Read the data, and whenever a line holds the word "JSON", report that line.

Top of PROVIDED INFORMATION

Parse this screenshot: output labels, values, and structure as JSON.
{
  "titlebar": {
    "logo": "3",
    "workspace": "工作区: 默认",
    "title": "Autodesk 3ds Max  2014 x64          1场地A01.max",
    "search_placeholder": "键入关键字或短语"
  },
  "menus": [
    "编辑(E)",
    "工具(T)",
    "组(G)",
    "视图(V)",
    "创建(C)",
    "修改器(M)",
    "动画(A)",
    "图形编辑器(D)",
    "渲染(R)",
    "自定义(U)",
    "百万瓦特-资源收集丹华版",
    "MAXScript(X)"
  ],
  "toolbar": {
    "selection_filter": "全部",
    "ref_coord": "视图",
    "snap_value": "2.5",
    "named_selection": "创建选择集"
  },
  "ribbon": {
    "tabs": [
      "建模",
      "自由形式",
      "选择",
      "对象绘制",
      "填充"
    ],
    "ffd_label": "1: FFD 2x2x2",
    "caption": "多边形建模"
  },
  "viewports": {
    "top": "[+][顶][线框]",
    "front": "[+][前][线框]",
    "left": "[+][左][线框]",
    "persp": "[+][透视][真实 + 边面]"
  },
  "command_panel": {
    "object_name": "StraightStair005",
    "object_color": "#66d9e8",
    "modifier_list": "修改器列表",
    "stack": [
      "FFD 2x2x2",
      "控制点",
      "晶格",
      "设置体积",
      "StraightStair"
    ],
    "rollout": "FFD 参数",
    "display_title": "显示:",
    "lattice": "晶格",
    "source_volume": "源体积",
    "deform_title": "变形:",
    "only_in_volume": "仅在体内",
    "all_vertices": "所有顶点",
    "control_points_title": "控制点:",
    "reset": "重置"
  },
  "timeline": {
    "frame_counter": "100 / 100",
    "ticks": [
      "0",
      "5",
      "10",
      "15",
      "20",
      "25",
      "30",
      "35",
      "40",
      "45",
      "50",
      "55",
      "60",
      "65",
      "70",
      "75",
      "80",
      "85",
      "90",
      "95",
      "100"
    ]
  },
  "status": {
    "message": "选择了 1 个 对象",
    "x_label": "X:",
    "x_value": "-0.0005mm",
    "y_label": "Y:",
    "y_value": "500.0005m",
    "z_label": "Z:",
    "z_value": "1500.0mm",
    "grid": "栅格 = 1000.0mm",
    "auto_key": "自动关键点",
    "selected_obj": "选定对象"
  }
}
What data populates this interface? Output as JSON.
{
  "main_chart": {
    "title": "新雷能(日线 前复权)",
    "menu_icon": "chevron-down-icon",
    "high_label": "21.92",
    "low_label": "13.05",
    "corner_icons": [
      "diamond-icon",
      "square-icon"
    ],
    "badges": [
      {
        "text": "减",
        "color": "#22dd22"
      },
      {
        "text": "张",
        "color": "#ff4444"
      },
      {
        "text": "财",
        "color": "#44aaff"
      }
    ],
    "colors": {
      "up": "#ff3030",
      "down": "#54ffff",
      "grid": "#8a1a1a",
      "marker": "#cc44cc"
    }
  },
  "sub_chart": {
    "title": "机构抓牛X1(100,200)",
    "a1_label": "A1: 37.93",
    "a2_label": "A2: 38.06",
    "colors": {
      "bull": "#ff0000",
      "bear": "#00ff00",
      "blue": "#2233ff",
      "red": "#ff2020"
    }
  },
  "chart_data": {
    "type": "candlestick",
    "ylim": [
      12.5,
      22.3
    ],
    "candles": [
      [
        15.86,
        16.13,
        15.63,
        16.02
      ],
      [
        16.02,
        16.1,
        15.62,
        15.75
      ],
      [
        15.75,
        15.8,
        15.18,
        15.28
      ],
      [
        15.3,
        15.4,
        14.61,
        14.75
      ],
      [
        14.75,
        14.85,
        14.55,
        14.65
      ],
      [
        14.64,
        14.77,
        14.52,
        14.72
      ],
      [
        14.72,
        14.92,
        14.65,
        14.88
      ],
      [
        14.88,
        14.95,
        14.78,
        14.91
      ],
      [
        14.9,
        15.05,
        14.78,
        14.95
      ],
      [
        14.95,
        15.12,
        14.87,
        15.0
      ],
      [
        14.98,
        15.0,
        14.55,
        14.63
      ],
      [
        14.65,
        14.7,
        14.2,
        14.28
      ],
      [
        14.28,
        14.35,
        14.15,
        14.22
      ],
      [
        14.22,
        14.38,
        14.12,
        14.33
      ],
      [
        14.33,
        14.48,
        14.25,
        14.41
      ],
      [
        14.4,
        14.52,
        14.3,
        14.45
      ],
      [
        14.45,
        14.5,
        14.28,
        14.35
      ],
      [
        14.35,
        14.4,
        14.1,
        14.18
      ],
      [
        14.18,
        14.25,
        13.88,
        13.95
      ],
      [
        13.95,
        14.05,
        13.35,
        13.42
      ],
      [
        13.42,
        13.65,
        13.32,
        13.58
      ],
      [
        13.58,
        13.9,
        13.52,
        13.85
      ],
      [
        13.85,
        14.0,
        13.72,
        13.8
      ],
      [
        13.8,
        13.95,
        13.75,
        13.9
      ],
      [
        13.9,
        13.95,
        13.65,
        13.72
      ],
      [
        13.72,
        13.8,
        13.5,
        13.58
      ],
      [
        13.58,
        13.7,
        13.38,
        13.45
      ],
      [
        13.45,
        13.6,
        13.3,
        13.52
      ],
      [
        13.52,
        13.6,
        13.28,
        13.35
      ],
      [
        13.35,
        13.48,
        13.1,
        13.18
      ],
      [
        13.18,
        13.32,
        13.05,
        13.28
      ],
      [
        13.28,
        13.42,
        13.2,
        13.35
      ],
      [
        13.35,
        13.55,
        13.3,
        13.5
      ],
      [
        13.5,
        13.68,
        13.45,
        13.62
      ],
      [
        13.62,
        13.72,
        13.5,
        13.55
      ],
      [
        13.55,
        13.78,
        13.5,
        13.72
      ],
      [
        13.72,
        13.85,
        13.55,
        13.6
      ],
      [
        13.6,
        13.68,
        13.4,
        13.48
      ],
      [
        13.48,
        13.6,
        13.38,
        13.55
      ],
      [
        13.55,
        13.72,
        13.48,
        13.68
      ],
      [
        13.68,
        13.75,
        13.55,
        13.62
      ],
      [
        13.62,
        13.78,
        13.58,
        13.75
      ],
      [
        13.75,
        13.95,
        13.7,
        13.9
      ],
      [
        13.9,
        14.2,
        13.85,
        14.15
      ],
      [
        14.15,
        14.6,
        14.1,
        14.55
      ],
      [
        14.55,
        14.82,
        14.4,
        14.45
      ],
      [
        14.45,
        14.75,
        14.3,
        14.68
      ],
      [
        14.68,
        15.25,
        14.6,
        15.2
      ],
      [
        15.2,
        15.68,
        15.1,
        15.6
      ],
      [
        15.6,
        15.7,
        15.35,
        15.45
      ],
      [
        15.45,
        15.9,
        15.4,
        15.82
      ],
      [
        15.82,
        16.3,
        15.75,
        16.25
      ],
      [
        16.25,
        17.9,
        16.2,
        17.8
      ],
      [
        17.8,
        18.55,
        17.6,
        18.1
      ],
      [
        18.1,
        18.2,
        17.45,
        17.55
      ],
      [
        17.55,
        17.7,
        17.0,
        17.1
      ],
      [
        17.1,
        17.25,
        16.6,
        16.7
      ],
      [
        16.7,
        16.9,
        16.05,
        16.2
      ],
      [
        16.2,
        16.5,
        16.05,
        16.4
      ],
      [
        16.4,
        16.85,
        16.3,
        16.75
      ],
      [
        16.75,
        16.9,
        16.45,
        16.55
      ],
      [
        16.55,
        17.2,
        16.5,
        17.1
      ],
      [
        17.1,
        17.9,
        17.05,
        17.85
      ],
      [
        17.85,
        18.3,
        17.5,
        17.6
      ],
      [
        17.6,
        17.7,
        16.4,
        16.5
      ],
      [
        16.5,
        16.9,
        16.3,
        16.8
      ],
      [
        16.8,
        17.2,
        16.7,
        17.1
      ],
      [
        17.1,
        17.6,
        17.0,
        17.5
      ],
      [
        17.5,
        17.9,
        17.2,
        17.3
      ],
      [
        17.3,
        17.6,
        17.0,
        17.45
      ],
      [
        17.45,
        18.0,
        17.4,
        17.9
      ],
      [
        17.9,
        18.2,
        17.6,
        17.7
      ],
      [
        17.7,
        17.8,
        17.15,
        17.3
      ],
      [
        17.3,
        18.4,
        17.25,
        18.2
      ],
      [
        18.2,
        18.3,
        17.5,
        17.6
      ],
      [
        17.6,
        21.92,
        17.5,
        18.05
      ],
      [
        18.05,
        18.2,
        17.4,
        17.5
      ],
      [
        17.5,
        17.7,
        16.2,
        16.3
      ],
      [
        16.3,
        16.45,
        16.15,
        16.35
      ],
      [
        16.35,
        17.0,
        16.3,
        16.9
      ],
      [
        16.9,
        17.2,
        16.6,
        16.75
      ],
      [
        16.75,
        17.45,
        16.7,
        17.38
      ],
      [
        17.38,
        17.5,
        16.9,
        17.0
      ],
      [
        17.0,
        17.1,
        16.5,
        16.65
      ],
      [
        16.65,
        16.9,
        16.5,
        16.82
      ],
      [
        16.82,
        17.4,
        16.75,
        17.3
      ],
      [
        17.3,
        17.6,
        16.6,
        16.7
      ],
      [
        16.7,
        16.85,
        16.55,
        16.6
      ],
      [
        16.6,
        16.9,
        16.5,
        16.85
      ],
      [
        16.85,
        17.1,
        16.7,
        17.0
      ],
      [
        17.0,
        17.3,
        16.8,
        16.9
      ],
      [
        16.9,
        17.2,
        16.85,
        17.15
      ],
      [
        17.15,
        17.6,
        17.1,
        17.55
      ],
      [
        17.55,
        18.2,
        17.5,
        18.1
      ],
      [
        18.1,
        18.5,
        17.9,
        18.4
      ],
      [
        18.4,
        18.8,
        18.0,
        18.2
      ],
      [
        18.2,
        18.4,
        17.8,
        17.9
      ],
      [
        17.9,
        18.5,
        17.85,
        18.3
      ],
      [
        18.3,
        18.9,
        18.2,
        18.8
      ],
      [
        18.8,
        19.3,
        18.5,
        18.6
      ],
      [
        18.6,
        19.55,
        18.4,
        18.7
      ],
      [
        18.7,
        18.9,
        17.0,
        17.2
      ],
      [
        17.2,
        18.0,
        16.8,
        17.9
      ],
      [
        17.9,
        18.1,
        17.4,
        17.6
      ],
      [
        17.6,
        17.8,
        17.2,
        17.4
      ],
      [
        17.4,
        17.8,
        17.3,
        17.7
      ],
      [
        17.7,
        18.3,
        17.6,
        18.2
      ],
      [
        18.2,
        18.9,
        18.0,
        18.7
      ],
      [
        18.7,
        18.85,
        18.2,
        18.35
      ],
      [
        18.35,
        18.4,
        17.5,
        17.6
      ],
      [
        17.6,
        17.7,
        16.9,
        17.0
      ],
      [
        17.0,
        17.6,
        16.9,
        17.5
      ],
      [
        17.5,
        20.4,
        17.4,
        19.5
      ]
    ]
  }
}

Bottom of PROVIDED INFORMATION

> _SOLUTION TO THIS EXERCISE_:
Parse this screenshot: output labels, values, and structure as JSON.
What data populates this interface? Output as JSON.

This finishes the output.